During the early days of United States of America, there were people who believe the states should had supremacy over the national government and those who oppose them. Those that oppose them were the people who believed in federalism or the supremacy of the national government. One of these people was John Marshall, the supreme court justice. In many ways, he "tip the scales in favor of the national government's supremacy over the states." He tip the scales by overruling and reducing the states decisions and expanded congressional and Supreme court powers.
First, he overruled the states' decisions or propositions. In one of the his famous cases, he simply overruled the power of the states. It was the Martin v. Hunter's Lessee case. The Supreme court decision to override Virginia's decision was following the Supremacy clause. As a result, states decision were overruled. Another case which was looked at but was not overruled was Virginia v.
Cohens. Marshall said that the Supreme court had jurisdiction to review state criminal proceedings, so he did. Although the Cohens punishments were still based on those of Virginia's law, this shows the possibility of the Supreme court overruling the states. Also, Dartmouth College v. Woodward was also important. Its result were that charters for the college cannot be amended or revoked by states, reducing the state power. Therefore, Marshall overruled and reduced state power.

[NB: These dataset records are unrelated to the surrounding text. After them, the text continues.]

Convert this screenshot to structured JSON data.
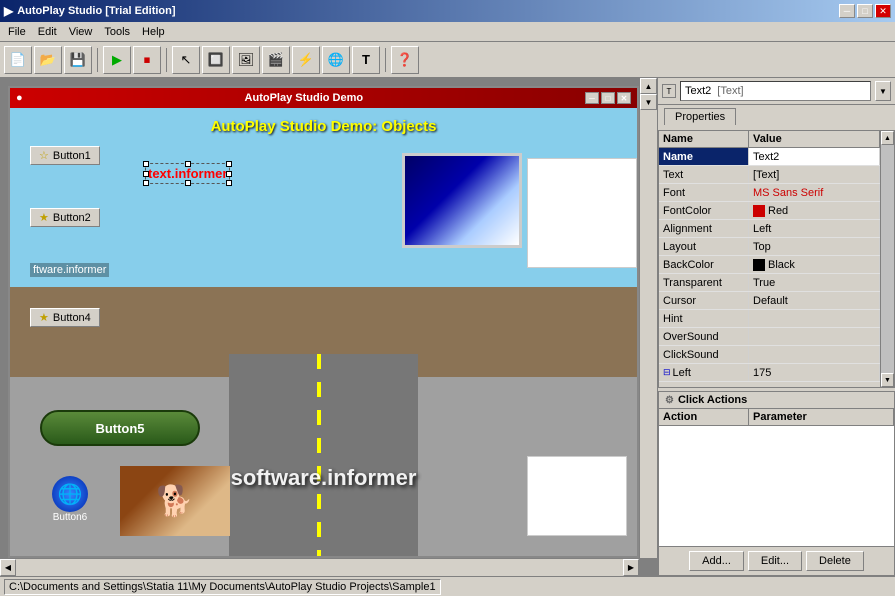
{
  "titleBar": {
    "title": "AutoPlay Studio [Trial Edition]",
    "minBtn": "─",
    "maxBtn": "□",
    "closeBtn": "✕"
  },
  "menuBar": {
    "items": [
      "File",
      "Edit",
      "View",
      "Tools",
      "Help"
    ]
  },
  "toolbar": {
    "buttons": [
      "new",
      "open",
      "save",
      "sep1",
      "run",
      "stop",
      "sep2",
      "arrow",
      "button",
      "image",
      "video",
      "flash",
      "web",
      "text",
      "sep3",
      "help"
    ]
  },
  "innerWindow": {
    "title": "AutoPlay Studio Demo",
    "demoTitle": "AutoPlay Studio Demo: Objects",
    "swText": "software.informer"
  },
  "demoElements": {
    "button1": "Button1",
    "button2": "Button2",
    "button4": "Button4",
    "button5": "Button5",
    "button6": "Button6",
    "textObj": "text.informer"
  },
  "rightPanel": {
    "objectSelector": {
      "name": "Text2",
      "type": "[Text]"
    },
    "tabs": [
      {
        "label": "Properties",
        "active": true
      }
    ],
    "propsHeader": {
      "nameCol": "Name",
      "valueCol": "Value"
    },
    "properties": [
      {
        "name": "Name",
        "value": "Text2",
        "highlighted": true,
        "editing": true
      },
      {
        "name": "Text",
        "value": "[Text]"
      },
      {
        "name": "Font",
        "value": "MS Sans Serif",
        "colored": true,
        "color": "#cc0000"
      },
      {
        "name": "FontColor",
        "value": "Red",
        "hasColorDot": true,
        "dotColor": "#cc0000"
      },
      {
        "name": "Alignment",
        "value": "Left"
      },
      {
        "name": "Layout",
        "value": "Top"
      },
      {
        "name": "BackColor",
        "value": "Black",
        "hasColorDot": true,
        "dotColor": "#000000"
      },
      {
        "name": "Transparent",
        "value": "True"
      },
      {
        "name": "Cursor",
        "value": "Default"
      },
      {
        "name": "Hint",
        "value": ""
      },
      {
        "name": "OverSound",
        "value": ""
      },
      {
        "name": "ClickSound",
        "value": ""
      },
      {
        "name": "Left",
        "value": "175",
        "hasLeftIcon": true
      }
    ],
    "clickActions": {
      "title": "Click Actions",
      "actionCol": "Action",
      "paramCol": "Parameter",
      "addBtn": "Add...",
      "editBtn": "Edit...",
      "deleteBtn": "Delete"
    }
  },
  "statusBar": {
    "path": "C:\\Documents and Settings\\Statia 11\\My Documents\\AutoPlay Studio Projects\\Sample1"
  }
}
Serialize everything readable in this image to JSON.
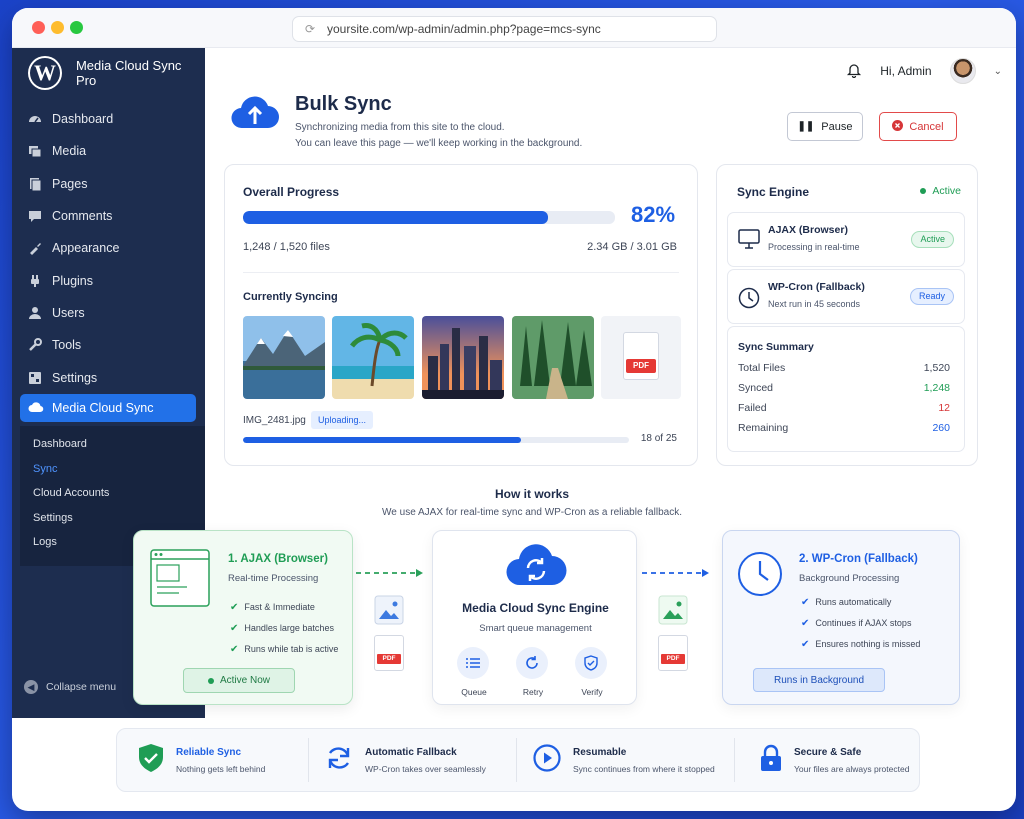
{
  "browser": {
    "url": "yoursite.com/wp-admin/admin.php?page=mcs-sync"
  },
  "sidebar": {
    "brand": "Media Cloud Sync Pro",
    "items": [
      {
        "label": "Dashboard",
        "icon": "dashboard-icon"
      },
      {
        "label": "Media",
        "icon": "media-icon"
      },
      {
        "label": "Pages",
        "icon": "pages-icon"
      },
      {
        "label": "Comments",
        "icon": "comments-icon"
      },
      {
        "label": "Appearance",
        "icon": "appearance-icon"
      },
      {
        "label": "Plugins",
        "icon": "plugins-icon"
      },
      {
        "label": "Users",
        "icon": "users-icon"
      },
      {
        "label": "Tools",
        "icon": "tools-icon"
      },
      {
        "label": "Settings",
        "icon": "settings-icon"
      }
    ],
    "active": "Media Cloud Sync",
    "sub": [
      "Dashboard",
      "Sync",
      "Cloud Accounts",
      "Settings",
      "Logs"
    ],
    "collapse": "Collapse menu"
  },
  "topbar": {
    "greeting": "Hi, Admin"
  },
  "header": {
    "title": "Bulk Sync",
    "subtitle1": "Synchronizing media from this site to the cloud.",
    "subtitle2": "You can leave this page — we'll keep working in the background.",
    "pause": "Pause",
    "cancel": "Cancel"
  },
  "progress": {
    "title": "Overall Progress",
    "percent": "82%",
    "percent_value": 82,
    "files": "1,248 / 1,520 files",
    "size": "2.34 GB / 3.01 GB",
    "current_title": "Currently Syncing",
    "current_file": "IMG_2481.jpg",
    "uploading": "Uploading...",
    "batch": "18 of 25",
    "batch_value": 0.72,
    "pdf": "PDF"
  },
  "engine": {
    "title": "Sync Engine",
    "status": "Active",
    "ajax_title": "AJAX (Browser)",
    "ajax_sub": "Processing in real-time",
    "ajax_pill": "Active",
    "cron_title": "WP-Cron (Fallback)",
    "cron_sub": "Next run in 45 seconds",
    "cron_pill": "Ready",
    "summary_title": "Sync Summary",
    "summary": [
      {
        "label": "Total Files",
        "value": "1,520",
        "color": "#1d2b4a"
      },
      {
        "label": "Synced",
        "value": "1,248",
        "color": "#1f9d55"
      },
      {
        "label": "Failed",
        "value": "12",
        "color": "#d63638"
      },
      {
        "label": "Remaining",
        "value": "260",
        "color": "#1e5fe3"
      }
    ]
  },
  "how": {
    "title": "How it works",
    "subtitle": "We use AJAX for real-time sync and WP-Cron as a reliable fallback.",
    "ajax": {
      "title": "1. AJAX (Browser)",
      "sub": "Real-time Processing",
      "points": [
        "Fast & Immediate",
        "Handles large batches",
        "Runs while tab is active"
      ],
      "button": "Active Now"
    },
    "engine": {
      "title": "Media Cloud Sync Engine",
      "sub": "Smart queue management",
      "actions": [
        "Queue",
        "Retry",
        "Verify"
      ]
    },
    "cron": {
      "title": "2. WP-Cron (Fallback)",
      "sub": "Background Processing",
      "points": [
        "Runs automatically",
        "Continues if AJAX stops",
        "Ensures nothing is missed"
      ],
      "button": "Runs in Background"
    }
  },
  "features": [
    {
      "title": "Reliable Sync",
      "sub": "Nothing gets left behind",
      "icon": "shield-check-icon"
    },
    {
      "title": "Automatic Fallback",
      "sub": "WP-Cron takes over seamlessly",
      "icon": "refresh-icon"
    },
    {
      "title": "Resumable",
      "sub": "Sync continues from where it stopped",
      "icon": "play-circle-icon"
    },
    {
      "title": "Secure & Safe",
      "sub": "Your files are always protected",
      "icon": "lock-icon"
    }
  ]
}
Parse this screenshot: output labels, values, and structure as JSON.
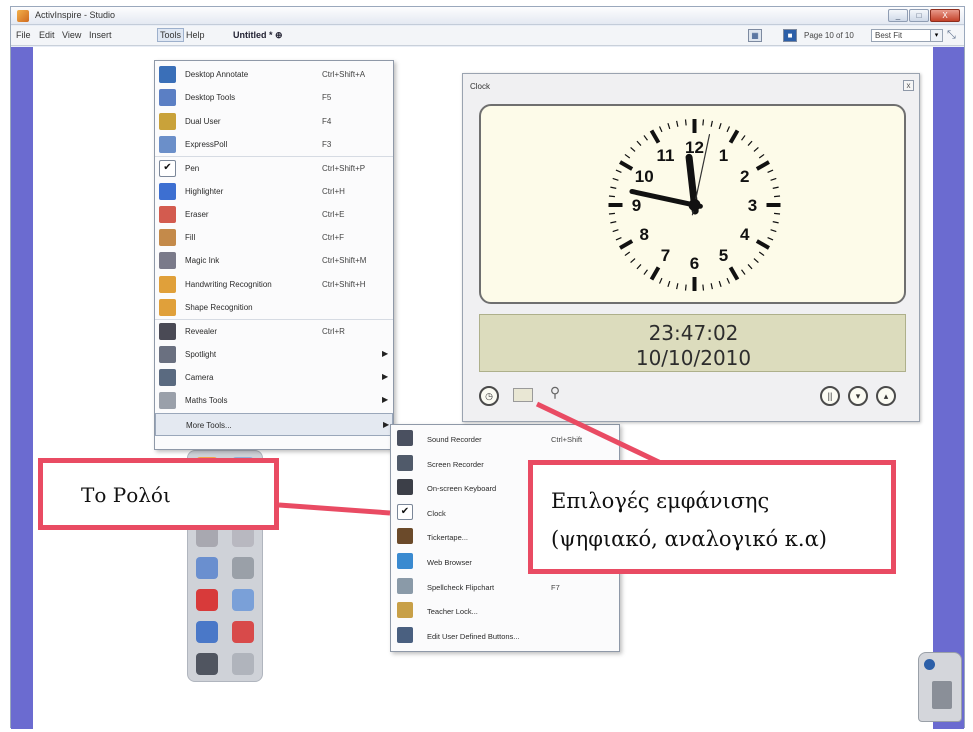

Then he simply increased Supreme court powers. Many cases show this aspect of his actions. One of these was McCulloch v. Maryland, which granted the power of the national government to make a national bank and that it cannot no be taxed by the states. Gibbons v. Ogden ended in the decision that the affair on "commerce," including water navigation, was a congressional power, not state. Some other...